─── Data extracts ───

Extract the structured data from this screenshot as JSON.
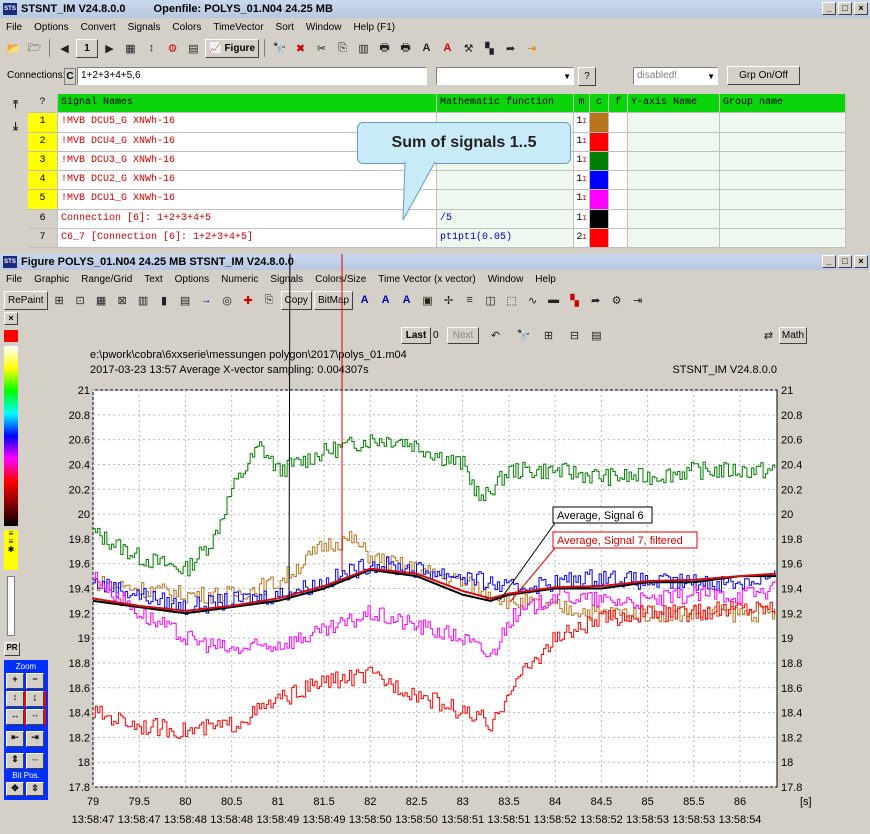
{
  "main_window": {
    "title": "STSNT_IM V24.8.0.0",
    "openfile": "Openfile: POLYS_01.N04  24.25 MB",
    "menu": [
      "File",
      "Options",
      "Convert",
      "Signals",
      "Colors",
      "TimeVector",
      "Sort",
      "Window",
      "Help (F1)"
    ],
    "page_number": "1",
    "figure_label": "Figure"
  },
  "connections": {
    "label": "Connections:",
    "prefix": "C",
    "value": "1+2+3+4+5,6",
    "disabled": "disabled!",
    "help": "?",
    "grp_button": "Grp On/Off"
  },
  "grid": {
    "headers": {
      "q": "?",
      "signal_names": "Signal Names",
      "math": "Mathematic function",
      "m": "m",
      "c": "c",
      "f": "f",
      "yaxis": "Y-axis Name",
      "group": "Group name"
    },
    "rows": [
      {
        "num": "1",
        "name": "!MVB     DCU5_G           XNWh-16",
        "math": "",
        "m": "1",
        "color": "#b8741a"
      },
      {
        "num": "2",
        "name": "!MVB     DCU4_G           XNWh-16",
        "math": "",
        "m": "1",
        "color": "#ff0000"
      },
      {
        "num": "3",
        "name": "!MVB     DCU3_G           XNWh-16",
        "math": "",
        "m": "1",
        "color": "#008000"
      },
      {
        "num": "4",
        "name": "!MVB     DCU2_G           XNWh-16",
        "math": "",
        "m": "1",
        "color": "#0000ff"
      },
      {
        "num": "5",
        "name": "!MVB     DCU1_G           XNWh-16",
        "math": "",
        "m": "1",
        "color": "#ff00ff"
      },
      {
        "num": "6",
        "name": "Connection [6]: 1+2+3+4+5",
        "math": "/5",
        "m": "1",
        "color": "#000000"
      },
      {
        "num": "7",
        "name": "C6_7 [Connection [6]: 1+2+3+4+5]",
        "math": "pt1pt1(0.05)",
        "m": "2",
        "color": "#ff0000"
      }
    ]
  },
  "callout": "Sum of signals 1..5",
  "figure_window": {
    "title": "Figure POLYS_01.N04  24.25 MB  STSNT_IM V24.8.0.0",
    "menu": [
      "File",
      "Graphic",
      "Range/Grid",
      "Text",
      "Options",
      "Numeric",
      "Signals",
      "Colors/Size",
      "Time Vector (x vector)",
      "Window",
      "Help"
    ],
    "repaint": "RePaint",
    "copy": "Copy",
    "bitmap": "BitMap",
    "last": "Last",
    "last_value": "0",
    "next": "Next",
    "math": "Math",
    "side": {
      "pr": "PR",
      "zoom": "Zoom",
      "bitpos": "Bit Pos."
    }
  },
  "chart_data": {
    "type": "line",
    "path_text": "e:\\pwork\\cobra\\6xxserie\\messungen polygon\\2017\\polys_01.m04",
    "info_text": "2017-03-23 13:57    Average X-vector sampling: 0.004307s",
    "version_text": "STSNT_IM V24.8.0.0",
    "xlim": [
      79,
      86.4
    ],
    "ylim": [
      17.8,
      21.0
    ],
    "xticks": [
      "79",
      "79.5",
      "80",
      "80.5",
      "81",
      "81.5",
      "82",
      "82.5",
      "83",
      "83.5",
      "84",
      "84.5",
      "85",
      "85.5",
      "86"
    ],
    "time_ticks": [
      "13:58:47",
      "13:58:47",
      "13:58:48",
      "13:58:48",
      "13:58:49",
      "13:58:49",
      "13:58:50",
      "13:58:50",
      "13:58:51",
      "13:58:51",
      "13:58:52",
      "13:58:52",
      "13:58:53",
      "13:58:53",
      "13:58:54"
    ],
    "yticks": [
      "21",
      "20.8",
      "20.6",
      "20.4",
      "20.2",
      "20",
      "19.8",
      "19.6",
      "19.4",
      "19.2",
      "19",
      "18.8",
      "18.6",
      "18.4",
      "18.2",
      "18",
      "17.8"
    ],
    "xunit": "[s]",
    "annotations": [
      "Average, Signal 6",
      "Average, Signal 7, filtered"
    ],
    "series": [
      {
        "color": "#008000",
        "x": [
          79,
          79.5,
          80,
          80.3,
          80.5,
          80.8,
          81,
          81.5,
          82,
          82.3,
          82.5,
          82.8,
          83,
          83.2,
          83.3,
          83.5,
          84,
          84.5,
          85,
          85.5,
          86,
          86.4
        ],
        "y": [
          19.85,
          19.65,
          19.55,
          19.8,
          20.2,
          20.55,
          20.35,
          20.5,
          20.6,
          20.6,
          20.55,
          20.45,
          20.4,
          20.1,
          20.2,
          20.35,
          20.35,
          20.3,
          20.3,
          20.35,
          20.35,
          20.35
        ]
      },
      {
        "color": "#b8741a",
        "x": [
          79,
          79.5,
          80,
          80.5,
          81,
          81.5,
          81.8,
          82,
          82.5,
          83,
          83.5,
          84,
          84.5,
          85,
          85.5,
          86,
          86.4
        ],
        "y": [
          19.45,
          19.4,
          19.35,
          19.35,
          19.45,
          19.75,
          19.8,
          19.65,
          19.55,
          19.45,
          19.3,
          19.25,
          19.2,
          19.2,
          19.2,
          19.2,
          19.2
        ]
      },
      {
        "color": "#0000ff",
        "x": [
          79,
          79.5,
          80,
          80.5,
          81,
          81.5,
          82,
          82.5,
          83,
          83.5,
          84,
          84.5,
          85,
          85.5,
          86,
          86.4
        ],
        "y": [
          19.45,
          19.35,
          19.25,
          19.3,
          19.35,
          19.45,
          19.6,
          19.55,
          19.5,
          19.4,
          19.45,
          19.5,
          19.45,
          19.45,
          19.45,
          19.5
        ]
      },
      {
        "color": "#ff00ff",
        "x": [
          79,
          79.5,
          80,
          80.5,
          81,
          81.5,
          82,
          82.5,
          83,
          83.3,
          83.5,
          84,
          84.5,
          85,
          85.5,
          86,
          86.4
        ],
        "y": [
          19.5,
          19.2,
          19.0,
          18.9,
          18.95,
          19.05,
          19.2,
          19.1,
          19.0,
          18.85,
          19.15,
          19.35,
          19.3,
          19.3,
          19.35,
          19.35,
          19.4
        ]
      },
      {
        "color": "#ff0000",
        "x": [
          79,
          79.5,
          80,
          80.5,
          81,
          81.5,
          82,
          82.5,
          83,
          83.2,
          83.3,
          83.5,
          84,
          84.5,
          85,
          85.5,
          86,
          86.4
        ],
        "y": [
          18.4,
          18.3,
          18.25,
          18.3,
          18.5,
          18.65,
          18.7,
          18.55,
          18.4,
          18.35,
          18.25,
          18.6,
          19.0,
          19.15,
          19.2,
          19.2,
          19.25,
          19.25
        ]
      },
      {
        "color": "#000000",
        "x": [
          79,
          79.5,
          80,
          80.5,
          81,
          81.5,
          82,
          82.5,
          83,
          83.3,
          83.5,
          84,
          84.5,
          85,
          85.5,
          86,
          86.4
        ],
        "y": [
          19.3,
          19.25,
          19.2,
          19.25,
          19.3,
          19.4,
          19.55,
          19.5,
          19.35,
          19.3,
          19.35,
          19.4,
          19.4,
          19.45,
          19.45,
          19.5,
          19.5
        ]
      },
      {
        "color": "#d01010",
        "x": [
          79,
          79.5,
          80,
          80.5,
          81,
          81.5,
          82,
          82.5,
          83,
          83.3,
          83.5,
          84,
          84.5,
          85,
          85.5,
          86,
          86.4
        ],
        "y": [
          19.32,
          19.26,
          19.22,
          19.26,
          19.32,
          19.42,
          19.56,
          19.52,
          19.38,
          19.32,
          19.36,
          19.41,
          19.42,
          19.46,
          19.47,
          19.5,
          19.52
        ]
      }
    ]
  }
}
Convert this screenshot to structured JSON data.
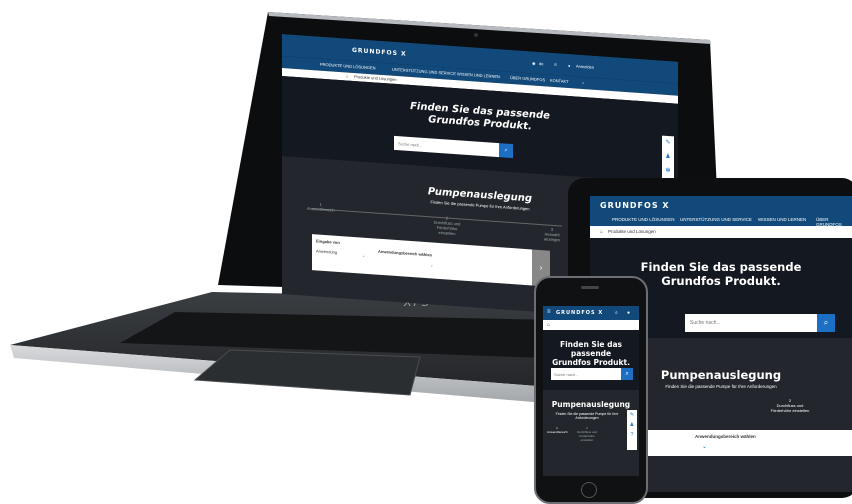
{
  "brand": {
    "logo_text": "GRUNDFOS",
    "logo_mark": "X"
  },
  "header": {
    "language": "de",
    "login_label": "Anmelden"
  },
  "nav": {
    "items": [
      "PRODUKTE UND LÖSUNGEN",
      "UNTERSTÜTZUNG UND SERVICE",
      "WISSEN UND LERNEN",
      "ÜBER GRUNDFOS",
      "KONTAKT"
    ]
  },
  "breadcrumb": {
    "label": "Produkte und Lösungen"
  },
  "hero": {
    "title_line1": "Finden Sie das passende",
    "title_line2": "Grundfos Produkt.",
    "search_placeholder": "Suche nach..."
  },
  "sizing": {
    "title": "Pumpenauslegung",
    "subtitle": "Finden Sie die passende Pumpe für Ihre Anforderungen",
    "steps": [
      {
        "num": "1",
        "label": "Anwendbereich"
      },
      {
        "num": "2",
        "label": "Durchfluss und Förderhöhe einstellen"
      },
      {
        "num": "3",
        "label": "Auswahl anzeigen"
      }
    ],
    "field1_label": "Eingabe von",
    "field1_value": "Anwendung",
    "field2_label": "Anwendungsbereich wählen"
  },
  "laptop": {
    "brand": "XPS"
  },
  "colors": {
    "header_blue": "#11497a",
    "button_blue": "#1c6fc3",
    "dark_bg": "#141820"
  }
}
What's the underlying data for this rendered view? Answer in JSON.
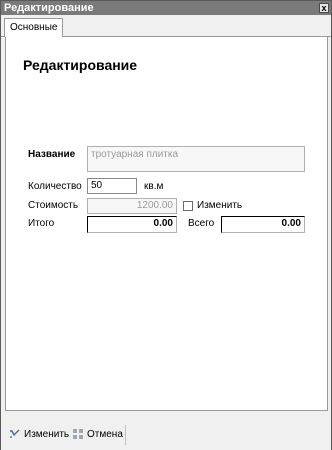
{
  "window": {
    "title": "Редактирование",
    "close_glyph": "x"
  },
  "tabs": [
    {
      "label": "Основные"
    }
  ],
  "form": {
    "heading": "Редактирование",
    "name": {
      "label": "Название",
      "value": "тротуарная плитка"
    },
    "quantity": {
      "label": "Количество",
      "value": "50",
      "unit": "кв.м"
    },
    "cost": {
      "label": "Стоимость",
      "value": "1200.00",
      "checkbox_label": "Изменить",
      "checked": false
    },
    "total": {
      "label": "Итого",
      "value": "0.00"
    },
    "grand_total": {
      "label": "Всего",
      "value": "0.00"
    }
  },
  "footer": {
    "save_label": "Изменить",
    "cancel_label": "Отмена",
    "save_icon": "edit-icon",
    "cancel_icon": "cancel-grid-icon"
  }
}
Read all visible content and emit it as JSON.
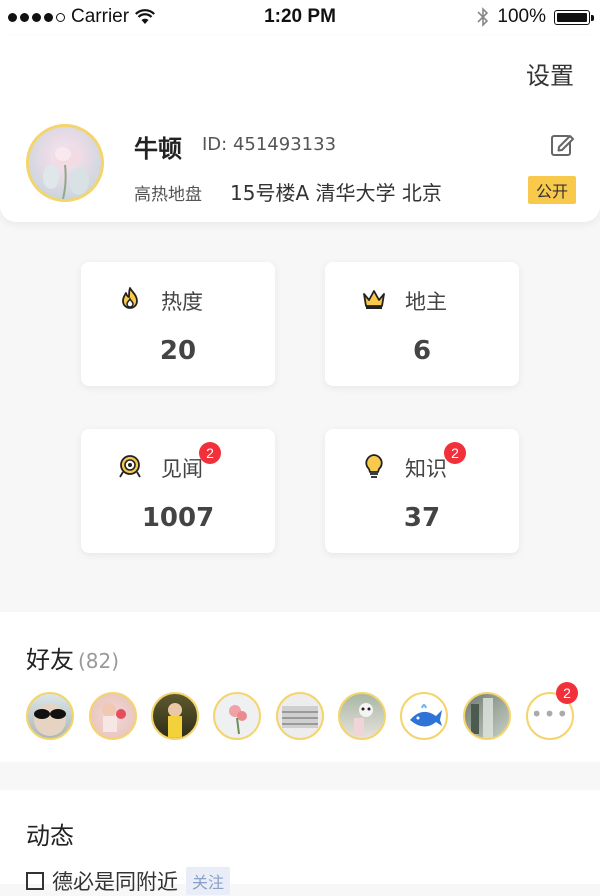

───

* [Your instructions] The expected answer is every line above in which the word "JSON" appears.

* [Response to this exercise]
Extract the structured data from this screenshot as JSON.
Convert this screenshot to structured JSON data.
What's the underlying data for this rendered view? Answer in JSON.
Read all visible content and emit it as JSON.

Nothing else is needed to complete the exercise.